== Segment start ==

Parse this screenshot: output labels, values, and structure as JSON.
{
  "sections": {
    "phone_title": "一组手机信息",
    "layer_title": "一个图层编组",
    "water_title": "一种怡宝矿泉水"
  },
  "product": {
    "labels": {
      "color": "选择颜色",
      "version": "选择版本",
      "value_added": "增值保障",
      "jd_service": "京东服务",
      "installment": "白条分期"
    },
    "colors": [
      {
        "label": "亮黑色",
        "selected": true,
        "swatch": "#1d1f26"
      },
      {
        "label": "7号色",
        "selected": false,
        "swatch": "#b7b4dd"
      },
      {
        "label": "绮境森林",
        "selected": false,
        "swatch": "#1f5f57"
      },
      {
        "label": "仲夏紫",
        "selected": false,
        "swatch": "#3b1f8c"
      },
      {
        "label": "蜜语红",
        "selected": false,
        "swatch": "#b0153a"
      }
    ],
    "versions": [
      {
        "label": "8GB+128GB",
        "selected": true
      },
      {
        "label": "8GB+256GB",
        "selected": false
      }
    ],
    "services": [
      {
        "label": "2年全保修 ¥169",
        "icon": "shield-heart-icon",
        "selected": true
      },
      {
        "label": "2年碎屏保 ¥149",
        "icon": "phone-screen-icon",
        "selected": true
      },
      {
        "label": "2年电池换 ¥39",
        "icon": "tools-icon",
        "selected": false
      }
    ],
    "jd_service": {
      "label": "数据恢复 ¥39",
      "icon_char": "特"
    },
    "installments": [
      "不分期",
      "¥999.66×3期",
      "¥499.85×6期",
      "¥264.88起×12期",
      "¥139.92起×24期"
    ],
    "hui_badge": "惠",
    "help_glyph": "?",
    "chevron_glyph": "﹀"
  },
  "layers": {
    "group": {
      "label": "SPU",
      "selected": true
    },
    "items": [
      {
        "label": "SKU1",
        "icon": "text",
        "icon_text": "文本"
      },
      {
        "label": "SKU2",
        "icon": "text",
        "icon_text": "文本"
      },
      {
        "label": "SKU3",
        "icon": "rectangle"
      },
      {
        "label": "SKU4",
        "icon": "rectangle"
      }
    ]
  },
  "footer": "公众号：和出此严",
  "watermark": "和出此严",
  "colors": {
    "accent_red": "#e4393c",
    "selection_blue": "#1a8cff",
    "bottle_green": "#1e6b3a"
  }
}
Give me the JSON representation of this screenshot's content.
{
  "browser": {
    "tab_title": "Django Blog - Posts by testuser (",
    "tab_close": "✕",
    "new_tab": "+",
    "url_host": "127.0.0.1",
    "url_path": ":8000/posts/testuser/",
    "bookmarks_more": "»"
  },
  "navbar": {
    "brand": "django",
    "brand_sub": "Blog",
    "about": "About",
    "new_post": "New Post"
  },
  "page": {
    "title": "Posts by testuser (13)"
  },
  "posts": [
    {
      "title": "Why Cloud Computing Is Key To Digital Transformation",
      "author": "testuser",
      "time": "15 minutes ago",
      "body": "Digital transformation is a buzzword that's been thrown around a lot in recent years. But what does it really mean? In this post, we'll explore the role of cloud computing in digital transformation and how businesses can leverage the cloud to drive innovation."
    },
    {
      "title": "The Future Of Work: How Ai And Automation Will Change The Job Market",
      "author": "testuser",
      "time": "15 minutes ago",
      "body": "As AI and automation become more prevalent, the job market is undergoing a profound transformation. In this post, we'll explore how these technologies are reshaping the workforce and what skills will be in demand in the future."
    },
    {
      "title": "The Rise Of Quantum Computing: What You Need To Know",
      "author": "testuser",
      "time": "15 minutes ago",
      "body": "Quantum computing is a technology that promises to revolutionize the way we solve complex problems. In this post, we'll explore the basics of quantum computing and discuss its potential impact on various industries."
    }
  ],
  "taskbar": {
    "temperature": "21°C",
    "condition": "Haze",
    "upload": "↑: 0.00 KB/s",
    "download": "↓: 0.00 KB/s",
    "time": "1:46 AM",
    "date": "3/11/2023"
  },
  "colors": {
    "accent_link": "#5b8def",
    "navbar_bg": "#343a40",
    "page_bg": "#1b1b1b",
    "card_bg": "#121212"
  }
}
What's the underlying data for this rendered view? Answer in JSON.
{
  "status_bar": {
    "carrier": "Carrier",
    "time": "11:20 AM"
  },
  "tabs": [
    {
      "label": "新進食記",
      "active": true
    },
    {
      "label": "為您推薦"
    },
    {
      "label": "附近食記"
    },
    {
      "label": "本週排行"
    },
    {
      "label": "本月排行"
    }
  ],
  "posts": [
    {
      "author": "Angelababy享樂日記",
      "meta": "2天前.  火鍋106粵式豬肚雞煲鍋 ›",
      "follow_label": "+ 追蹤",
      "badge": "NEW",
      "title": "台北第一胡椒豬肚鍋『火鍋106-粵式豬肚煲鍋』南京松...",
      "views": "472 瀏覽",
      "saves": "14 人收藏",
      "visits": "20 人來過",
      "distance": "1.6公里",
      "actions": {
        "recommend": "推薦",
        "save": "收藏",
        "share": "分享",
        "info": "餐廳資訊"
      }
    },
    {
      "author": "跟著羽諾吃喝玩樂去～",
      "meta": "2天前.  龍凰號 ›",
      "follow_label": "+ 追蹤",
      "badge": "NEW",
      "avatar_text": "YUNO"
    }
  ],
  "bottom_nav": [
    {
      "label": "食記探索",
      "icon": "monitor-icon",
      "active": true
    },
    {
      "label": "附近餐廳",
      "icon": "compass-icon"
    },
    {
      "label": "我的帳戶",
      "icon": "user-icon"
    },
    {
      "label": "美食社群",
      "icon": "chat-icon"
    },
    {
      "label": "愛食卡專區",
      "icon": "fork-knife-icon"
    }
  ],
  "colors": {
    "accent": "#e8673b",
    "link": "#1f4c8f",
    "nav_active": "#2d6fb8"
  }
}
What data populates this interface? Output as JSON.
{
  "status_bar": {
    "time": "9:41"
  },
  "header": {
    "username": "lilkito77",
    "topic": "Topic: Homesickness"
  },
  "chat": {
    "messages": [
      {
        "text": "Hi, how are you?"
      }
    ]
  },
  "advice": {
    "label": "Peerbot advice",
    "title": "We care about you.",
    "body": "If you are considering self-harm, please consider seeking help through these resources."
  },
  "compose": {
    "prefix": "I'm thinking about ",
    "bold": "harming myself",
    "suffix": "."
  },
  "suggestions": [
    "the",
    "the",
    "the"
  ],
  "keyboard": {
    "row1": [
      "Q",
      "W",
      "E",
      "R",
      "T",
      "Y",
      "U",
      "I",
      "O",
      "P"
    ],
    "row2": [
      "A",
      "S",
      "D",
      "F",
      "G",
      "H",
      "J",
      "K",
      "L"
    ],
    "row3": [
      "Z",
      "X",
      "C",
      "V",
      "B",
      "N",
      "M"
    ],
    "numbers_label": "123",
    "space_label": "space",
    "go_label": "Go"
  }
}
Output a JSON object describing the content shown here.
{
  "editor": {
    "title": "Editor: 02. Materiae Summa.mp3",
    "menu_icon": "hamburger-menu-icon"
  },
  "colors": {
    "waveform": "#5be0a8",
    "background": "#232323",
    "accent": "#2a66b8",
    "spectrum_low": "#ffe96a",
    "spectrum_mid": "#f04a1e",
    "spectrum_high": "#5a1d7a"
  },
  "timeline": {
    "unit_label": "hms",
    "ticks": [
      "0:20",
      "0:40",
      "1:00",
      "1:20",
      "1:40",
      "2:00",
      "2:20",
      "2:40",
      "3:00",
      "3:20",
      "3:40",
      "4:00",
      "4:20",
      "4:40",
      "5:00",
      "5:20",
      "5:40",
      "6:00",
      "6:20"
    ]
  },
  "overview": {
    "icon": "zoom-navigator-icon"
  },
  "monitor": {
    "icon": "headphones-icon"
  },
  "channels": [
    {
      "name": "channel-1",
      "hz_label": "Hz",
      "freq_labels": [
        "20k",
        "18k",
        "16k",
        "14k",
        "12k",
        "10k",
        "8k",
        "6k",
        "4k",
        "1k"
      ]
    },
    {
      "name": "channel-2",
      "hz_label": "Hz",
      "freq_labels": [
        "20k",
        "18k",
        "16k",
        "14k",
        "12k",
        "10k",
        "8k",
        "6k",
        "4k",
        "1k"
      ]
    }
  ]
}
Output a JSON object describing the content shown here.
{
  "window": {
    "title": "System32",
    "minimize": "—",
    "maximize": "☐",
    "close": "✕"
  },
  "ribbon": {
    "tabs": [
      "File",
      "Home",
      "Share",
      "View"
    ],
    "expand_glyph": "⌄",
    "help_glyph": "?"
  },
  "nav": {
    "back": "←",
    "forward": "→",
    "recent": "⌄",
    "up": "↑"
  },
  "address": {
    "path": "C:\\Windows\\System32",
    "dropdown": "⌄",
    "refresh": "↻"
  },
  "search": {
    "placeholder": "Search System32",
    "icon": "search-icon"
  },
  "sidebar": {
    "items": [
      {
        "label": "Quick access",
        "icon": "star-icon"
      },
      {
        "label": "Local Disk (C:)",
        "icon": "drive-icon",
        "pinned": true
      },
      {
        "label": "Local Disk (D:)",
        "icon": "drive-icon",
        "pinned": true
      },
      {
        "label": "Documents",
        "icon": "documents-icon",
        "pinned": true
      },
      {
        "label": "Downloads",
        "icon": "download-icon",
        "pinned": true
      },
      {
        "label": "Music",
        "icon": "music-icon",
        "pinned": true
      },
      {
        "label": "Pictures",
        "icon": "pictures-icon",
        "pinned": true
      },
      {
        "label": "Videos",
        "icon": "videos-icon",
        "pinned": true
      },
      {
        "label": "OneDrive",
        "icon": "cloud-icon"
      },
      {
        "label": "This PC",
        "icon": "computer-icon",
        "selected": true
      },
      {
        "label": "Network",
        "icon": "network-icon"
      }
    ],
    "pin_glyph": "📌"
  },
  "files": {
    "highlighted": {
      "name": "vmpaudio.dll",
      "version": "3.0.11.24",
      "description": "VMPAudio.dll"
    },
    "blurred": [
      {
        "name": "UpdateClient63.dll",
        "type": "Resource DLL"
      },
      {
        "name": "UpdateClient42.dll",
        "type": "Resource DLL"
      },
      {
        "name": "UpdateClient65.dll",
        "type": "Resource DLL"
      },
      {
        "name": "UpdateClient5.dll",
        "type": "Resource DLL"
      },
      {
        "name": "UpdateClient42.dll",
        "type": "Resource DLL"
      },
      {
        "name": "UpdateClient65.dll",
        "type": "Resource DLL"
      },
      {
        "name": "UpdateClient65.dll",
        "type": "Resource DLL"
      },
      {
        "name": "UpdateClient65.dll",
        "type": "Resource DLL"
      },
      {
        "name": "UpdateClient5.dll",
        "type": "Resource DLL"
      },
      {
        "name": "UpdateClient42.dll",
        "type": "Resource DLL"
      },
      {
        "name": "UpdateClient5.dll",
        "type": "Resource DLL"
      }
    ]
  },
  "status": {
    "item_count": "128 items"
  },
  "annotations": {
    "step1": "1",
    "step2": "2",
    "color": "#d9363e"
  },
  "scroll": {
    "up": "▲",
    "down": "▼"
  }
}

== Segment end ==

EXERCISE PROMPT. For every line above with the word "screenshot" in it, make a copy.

WRITTEN SOLUTION.
Parse this screenshot: output labels, values, and structure as JSON.
Give me the JSON representation of this screenshot's content.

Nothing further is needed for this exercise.